Even when the Lions have been bad, their defence has still been good. It has been particularly good on the last two Saturdays when they have fielded what will be close to their test team.
They have got that bit of their game right. The Lions have shown incredible linespeed.
They have held their shape. They have made strong one-on-one tackles and their defence has been used as a weapon - a means to shut down and pressure opponents.
They conceded no tries against the Crusaders and just one against the Maori and that has made defence coach Andy Farrell a moderately content man. But most definitely not a complacent man as he, like everyone else, understands that the challenge of shutting down the All Blacks is considerably harder.
The statistics from last year's Rugby Championship provide a sobering reminder of that. The All Blacks averaged five tries per game and almost 43 points.
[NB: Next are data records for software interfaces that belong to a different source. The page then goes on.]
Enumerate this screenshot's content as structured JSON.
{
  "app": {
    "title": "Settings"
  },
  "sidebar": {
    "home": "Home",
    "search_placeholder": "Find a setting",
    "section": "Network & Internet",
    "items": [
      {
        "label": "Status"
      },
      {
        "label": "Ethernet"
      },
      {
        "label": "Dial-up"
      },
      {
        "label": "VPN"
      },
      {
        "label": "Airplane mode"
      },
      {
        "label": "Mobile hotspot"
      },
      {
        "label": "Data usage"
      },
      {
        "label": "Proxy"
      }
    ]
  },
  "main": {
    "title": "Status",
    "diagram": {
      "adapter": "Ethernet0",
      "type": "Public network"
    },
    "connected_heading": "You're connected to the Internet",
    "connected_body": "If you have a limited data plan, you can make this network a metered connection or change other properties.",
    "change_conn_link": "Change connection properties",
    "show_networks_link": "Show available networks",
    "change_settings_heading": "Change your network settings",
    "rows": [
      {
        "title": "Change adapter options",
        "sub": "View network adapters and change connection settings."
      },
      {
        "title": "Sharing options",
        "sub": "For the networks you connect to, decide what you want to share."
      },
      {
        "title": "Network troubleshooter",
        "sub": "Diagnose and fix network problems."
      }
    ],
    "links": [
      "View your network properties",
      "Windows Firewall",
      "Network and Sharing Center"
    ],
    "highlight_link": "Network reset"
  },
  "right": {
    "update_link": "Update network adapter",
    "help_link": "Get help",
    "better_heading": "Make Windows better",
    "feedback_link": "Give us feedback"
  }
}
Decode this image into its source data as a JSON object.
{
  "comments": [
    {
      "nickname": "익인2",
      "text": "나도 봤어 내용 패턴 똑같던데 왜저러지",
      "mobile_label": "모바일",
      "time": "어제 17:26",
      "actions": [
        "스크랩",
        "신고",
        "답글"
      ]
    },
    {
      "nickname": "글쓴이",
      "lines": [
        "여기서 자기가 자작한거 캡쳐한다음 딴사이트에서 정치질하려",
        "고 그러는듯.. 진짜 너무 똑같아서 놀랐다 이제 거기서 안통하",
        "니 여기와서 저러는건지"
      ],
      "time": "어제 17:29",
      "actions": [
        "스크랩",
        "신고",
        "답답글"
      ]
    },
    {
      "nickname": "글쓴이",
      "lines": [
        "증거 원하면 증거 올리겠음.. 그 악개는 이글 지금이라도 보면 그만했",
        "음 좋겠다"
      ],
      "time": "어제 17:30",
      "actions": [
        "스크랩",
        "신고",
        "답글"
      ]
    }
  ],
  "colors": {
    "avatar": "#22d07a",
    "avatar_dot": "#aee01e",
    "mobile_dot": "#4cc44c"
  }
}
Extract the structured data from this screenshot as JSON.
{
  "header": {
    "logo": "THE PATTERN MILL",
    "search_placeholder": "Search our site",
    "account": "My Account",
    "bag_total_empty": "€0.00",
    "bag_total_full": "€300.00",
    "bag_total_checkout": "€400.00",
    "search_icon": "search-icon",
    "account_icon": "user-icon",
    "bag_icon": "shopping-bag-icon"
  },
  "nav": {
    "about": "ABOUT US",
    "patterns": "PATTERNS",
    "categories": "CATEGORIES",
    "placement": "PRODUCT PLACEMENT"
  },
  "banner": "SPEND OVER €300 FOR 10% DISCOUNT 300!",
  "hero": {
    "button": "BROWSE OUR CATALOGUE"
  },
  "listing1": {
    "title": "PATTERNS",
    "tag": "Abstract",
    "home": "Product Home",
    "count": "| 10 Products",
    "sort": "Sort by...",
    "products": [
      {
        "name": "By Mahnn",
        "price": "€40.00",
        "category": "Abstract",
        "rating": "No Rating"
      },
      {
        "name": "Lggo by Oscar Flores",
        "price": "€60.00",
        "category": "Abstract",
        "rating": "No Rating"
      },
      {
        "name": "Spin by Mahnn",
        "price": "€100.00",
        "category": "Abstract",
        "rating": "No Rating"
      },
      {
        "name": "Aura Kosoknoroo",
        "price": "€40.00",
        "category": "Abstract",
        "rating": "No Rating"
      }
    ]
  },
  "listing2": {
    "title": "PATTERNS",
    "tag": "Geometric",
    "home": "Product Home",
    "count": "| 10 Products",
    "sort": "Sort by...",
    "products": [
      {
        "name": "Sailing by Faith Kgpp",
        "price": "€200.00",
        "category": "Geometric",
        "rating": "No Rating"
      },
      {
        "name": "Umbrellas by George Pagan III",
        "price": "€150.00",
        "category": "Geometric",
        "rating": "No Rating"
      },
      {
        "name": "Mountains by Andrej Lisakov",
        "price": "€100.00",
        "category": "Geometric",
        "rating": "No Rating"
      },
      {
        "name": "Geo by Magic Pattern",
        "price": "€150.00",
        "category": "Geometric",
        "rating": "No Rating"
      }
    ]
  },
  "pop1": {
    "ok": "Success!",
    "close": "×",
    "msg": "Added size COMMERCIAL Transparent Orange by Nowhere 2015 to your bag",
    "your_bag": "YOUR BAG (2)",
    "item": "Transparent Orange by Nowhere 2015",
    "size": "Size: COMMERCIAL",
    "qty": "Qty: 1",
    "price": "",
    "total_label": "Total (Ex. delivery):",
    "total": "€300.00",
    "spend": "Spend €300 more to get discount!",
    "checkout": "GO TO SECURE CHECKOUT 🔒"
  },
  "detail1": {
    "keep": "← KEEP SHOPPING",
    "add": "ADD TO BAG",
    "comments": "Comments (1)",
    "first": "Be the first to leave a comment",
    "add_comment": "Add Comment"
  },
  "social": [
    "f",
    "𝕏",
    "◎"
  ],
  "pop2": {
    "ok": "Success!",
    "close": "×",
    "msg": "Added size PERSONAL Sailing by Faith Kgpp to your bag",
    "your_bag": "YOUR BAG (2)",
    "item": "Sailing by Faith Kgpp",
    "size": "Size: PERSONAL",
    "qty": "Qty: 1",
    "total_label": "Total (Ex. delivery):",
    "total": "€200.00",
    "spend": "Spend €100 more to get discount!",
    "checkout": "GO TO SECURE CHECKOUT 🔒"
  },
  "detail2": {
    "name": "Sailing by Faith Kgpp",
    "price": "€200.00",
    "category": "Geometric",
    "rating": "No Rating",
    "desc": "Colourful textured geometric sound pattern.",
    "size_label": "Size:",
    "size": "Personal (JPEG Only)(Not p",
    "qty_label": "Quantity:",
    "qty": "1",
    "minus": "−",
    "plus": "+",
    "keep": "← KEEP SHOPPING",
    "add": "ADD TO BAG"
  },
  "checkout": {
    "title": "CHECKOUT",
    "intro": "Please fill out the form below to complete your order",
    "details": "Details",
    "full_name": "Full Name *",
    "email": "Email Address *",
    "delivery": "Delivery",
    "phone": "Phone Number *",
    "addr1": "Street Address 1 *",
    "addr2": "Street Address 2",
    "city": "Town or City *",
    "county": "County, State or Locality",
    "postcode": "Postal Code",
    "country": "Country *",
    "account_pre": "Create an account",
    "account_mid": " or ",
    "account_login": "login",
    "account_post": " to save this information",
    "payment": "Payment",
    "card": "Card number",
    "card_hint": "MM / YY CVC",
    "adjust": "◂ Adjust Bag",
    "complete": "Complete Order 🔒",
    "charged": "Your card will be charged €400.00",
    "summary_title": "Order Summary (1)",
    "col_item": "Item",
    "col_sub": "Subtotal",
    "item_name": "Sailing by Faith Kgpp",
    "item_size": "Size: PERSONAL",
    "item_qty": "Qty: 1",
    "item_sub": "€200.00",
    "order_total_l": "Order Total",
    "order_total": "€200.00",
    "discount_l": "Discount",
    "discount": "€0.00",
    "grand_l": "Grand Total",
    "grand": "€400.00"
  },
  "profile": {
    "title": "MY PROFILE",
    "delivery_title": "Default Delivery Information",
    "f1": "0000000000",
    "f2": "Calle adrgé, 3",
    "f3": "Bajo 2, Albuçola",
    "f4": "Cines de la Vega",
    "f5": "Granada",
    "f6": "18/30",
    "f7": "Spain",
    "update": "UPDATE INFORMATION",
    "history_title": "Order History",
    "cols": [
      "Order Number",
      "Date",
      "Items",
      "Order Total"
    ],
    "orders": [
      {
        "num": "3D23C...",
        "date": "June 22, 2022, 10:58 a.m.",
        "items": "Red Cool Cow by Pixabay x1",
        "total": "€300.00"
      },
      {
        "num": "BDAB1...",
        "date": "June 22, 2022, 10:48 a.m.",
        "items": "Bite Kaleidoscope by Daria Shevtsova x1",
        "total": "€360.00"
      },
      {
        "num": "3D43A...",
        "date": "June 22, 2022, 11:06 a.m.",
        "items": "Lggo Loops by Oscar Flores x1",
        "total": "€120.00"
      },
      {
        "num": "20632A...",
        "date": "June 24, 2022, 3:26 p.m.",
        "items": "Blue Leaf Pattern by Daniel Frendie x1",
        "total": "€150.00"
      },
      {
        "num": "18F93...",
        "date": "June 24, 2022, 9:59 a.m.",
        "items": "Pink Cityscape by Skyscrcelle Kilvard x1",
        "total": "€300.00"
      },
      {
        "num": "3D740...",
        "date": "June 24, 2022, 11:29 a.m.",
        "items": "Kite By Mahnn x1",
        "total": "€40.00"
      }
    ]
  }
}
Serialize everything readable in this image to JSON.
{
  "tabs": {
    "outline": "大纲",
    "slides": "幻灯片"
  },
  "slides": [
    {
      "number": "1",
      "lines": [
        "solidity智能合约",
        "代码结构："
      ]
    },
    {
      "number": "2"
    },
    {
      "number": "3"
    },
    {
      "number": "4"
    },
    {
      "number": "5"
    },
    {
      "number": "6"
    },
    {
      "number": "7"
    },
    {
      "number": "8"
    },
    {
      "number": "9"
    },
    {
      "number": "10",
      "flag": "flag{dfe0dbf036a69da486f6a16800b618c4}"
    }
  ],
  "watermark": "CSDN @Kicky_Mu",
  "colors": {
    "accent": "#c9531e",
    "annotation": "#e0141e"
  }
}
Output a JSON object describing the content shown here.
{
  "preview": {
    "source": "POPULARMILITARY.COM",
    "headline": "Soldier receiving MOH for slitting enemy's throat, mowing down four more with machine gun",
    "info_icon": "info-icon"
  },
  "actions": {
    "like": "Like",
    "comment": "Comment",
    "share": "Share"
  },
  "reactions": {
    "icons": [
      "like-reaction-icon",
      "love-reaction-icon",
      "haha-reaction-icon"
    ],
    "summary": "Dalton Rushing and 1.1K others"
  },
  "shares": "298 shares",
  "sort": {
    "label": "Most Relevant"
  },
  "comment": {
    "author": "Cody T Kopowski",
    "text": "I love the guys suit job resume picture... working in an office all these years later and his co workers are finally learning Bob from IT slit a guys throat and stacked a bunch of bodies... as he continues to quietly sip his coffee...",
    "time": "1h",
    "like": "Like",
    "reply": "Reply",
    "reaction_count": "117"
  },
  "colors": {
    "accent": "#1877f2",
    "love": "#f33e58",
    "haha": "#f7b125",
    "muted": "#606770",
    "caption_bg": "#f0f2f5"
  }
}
It was a ludicrously successful campaign in terms of their attack and in just one outing this year they have managed to score 78 points.
Those came last week against Samoa, who struggled for cohesion and quality and made life a little easy at times for the All Blacks.
Still, despite the defensive weaknesses of Samoa, the All Blacks had moments that were created purely on the back of their ability to play the ball out of contact on multiple occasions.
It's the continuity element that makes them so dangerous and differentiates the All Blacks from all other international teams. They strike off turnover ball and look for mismatches in the defensive line where a back can attack a forward in the hope that will create enough space to play the ball out of contact.
This much Farrell knows and he can't or simply won't hide from the fact that if the Lions are to be successful at Eden Park on Saturday, they have to find a way to shut down the All Blacks' offloading.
Let them play and they are close to being unstoppable. "Obviously it is the unstructured stuff that they are fantastic at," said Farrell. "The offloads and turnover ball are part of that and you see Sonny Bill coming off both feet into space and offloading the ball.
"We talk a lot about our tackle entry and how effective we can be individually but sometimes it is the two man hit - it is the job of the assistant tackler to make sure he is spot on as well. We have been working on that."
It won't just be a case of trying to make two-man tackles against the All Blacks. Getting all parts of the game right will matter from slowing down the speed of the All Blacks' recycle, to kicking well to generating that incredible linespeed that the Lions have made a feature of this tour.
That last part is critical and Farrell is hoping his side will receive a fair deal from the match officials after, in his view, being penalised a few times in Dunedin for offside offences he feels his team didn't commit.
"I have been looking for the offside and I am still looking," he said. "It is up to us to show a good picture. The offside line ends when the nine picks the ball up and I think there have been times when the nine has picked the ball up and we have been on the b of the bang so to speak.
"But sometimes we have got to make sure we show a clear picture and not give penalties away."